It was 2003 when I was last in Ireland, with the Atlantic Botanic Garden. So taken was I with the diversity of garden design and breadth of plant material (sighting my first Meconopsis, the brilliant aqua Himalayan poppy!) that I stated I would return each year. But, we know how those well-meaning vows can get lost in life’s realities…
This trip was shorter and included a stay at the brilliantly renovated, and dreamy, Ballyfin (which will deservedly be the subject of its own post). And because it was only four days and nights, I had to refine my selections and look at all the myriad offerings with a sharp and discerning eye. But let me say upfront… Ireland well deserves a consideration, especially if you are a garden enthusiast.
County Wicklow is home to many exceptional gardens. The statuary and walls of the Powerscourt Italian walled garden (also in the featured image above) include the intricate pebble work terraces.
And feature the two-hundred and forty year old Bamberg Gate (from the Cathedral in Bamberg, Germany).
The 1740 grotto in the Japanese garden is made from fossilized sphagnum moss, taken from the banks of the nearby river Dargle.
As was the custom of the period, the traveling aristocaracy brought home any manner of fine statuary and ironworks collected from across Europe.
Irish National Stud’s Japanese Garden
Designed between 1906-1910, the Garden is deservedly world-renowned, a small jewel where one would least expect to find it.
What is a tranquil Japanese garden without maples and a small waterfall?
Stepping along each moss-rimmed stone in this small creek is its own form of meditation.
A red punctuation within the green serenity of the garden.
Killruddery House has been home to the Earl of Meath since 1618. Their elegant Orangerie was built in 1852; its decorative stone crenellations rimming the building were copied from the Countess’s tiara…which, rumor has it, the family sold to pay for this addition to the property.
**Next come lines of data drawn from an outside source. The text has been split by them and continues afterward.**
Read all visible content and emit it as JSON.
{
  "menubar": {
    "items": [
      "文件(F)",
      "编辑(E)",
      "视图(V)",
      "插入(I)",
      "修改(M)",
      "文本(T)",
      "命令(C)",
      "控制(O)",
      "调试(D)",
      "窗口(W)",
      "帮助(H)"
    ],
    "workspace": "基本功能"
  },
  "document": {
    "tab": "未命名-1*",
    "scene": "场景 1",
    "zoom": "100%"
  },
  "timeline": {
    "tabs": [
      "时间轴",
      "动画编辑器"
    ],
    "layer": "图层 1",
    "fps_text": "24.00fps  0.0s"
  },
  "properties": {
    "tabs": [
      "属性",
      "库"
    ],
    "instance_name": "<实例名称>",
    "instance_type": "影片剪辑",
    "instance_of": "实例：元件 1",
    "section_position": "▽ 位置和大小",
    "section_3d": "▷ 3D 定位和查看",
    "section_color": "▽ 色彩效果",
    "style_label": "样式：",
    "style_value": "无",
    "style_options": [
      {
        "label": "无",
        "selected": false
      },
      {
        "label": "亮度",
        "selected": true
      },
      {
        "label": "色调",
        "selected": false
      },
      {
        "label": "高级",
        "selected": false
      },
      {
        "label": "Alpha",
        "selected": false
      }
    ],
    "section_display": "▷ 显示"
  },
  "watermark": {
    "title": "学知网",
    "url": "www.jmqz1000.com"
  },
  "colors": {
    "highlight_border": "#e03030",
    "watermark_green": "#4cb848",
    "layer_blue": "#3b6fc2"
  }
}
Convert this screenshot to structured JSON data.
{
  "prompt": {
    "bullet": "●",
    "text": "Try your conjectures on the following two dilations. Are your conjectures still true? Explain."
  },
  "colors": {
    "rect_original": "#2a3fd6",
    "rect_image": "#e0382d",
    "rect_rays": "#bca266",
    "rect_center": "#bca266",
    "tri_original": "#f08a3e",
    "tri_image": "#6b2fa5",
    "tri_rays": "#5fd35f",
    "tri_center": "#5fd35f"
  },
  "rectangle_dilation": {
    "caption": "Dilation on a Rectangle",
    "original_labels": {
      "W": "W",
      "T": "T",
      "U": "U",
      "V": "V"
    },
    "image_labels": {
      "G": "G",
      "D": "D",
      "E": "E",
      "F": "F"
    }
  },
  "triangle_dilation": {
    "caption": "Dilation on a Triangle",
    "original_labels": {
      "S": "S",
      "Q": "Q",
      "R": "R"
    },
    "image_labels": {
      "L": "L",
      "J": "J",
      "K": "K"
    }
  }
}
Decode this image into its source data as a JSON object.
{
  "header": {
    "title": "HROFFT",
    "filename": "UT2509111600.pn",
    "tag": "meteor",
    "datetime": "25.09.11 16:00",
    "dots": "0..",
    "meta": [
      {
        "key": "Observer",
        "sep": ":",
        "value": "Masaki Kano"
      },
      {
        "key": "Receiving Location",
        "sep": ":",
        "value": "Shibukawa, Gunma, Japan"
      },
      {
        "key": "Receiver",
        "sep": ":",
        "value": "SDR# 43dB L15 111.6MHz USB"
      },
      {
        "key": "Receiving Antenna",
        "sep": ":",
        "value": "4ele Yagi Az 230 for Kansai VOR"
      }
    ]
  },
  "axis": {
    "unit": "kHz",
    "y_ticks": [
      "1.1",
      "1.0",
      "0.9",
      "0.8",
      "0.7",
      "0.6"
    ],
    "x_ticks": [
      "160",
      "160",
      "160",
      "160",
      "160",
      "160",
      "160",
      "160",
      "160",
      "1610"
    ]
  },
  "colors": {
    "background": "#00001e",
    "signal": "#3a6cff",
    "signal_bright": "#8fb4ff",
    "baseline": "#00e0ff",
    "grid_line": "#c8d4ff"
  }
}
The Clock Tower, 1820. The thirteenth Earl of Meath, an eminent amateur horologist, built a free pendulum clock powered by water and successfully engineered by 1909.
Botanic Garden of Ireland
The exceptional garden boasts a collection of trees that have me green with envy for both their diversity and age.
Of course, I had to take a picture of my favorite fall flower…dahlias, planted in a seemingly mile-long crescent.
Garden designer Jim Reynold’s inspired new water feature at Ballyfin has me “imagining the possibilities.”
Mount Usher includes 4,500 different varieties of trees, shrubs and plants, many of which are rarely seen growing anywhere else in Ireland.
Fun sharing this quick trip with you…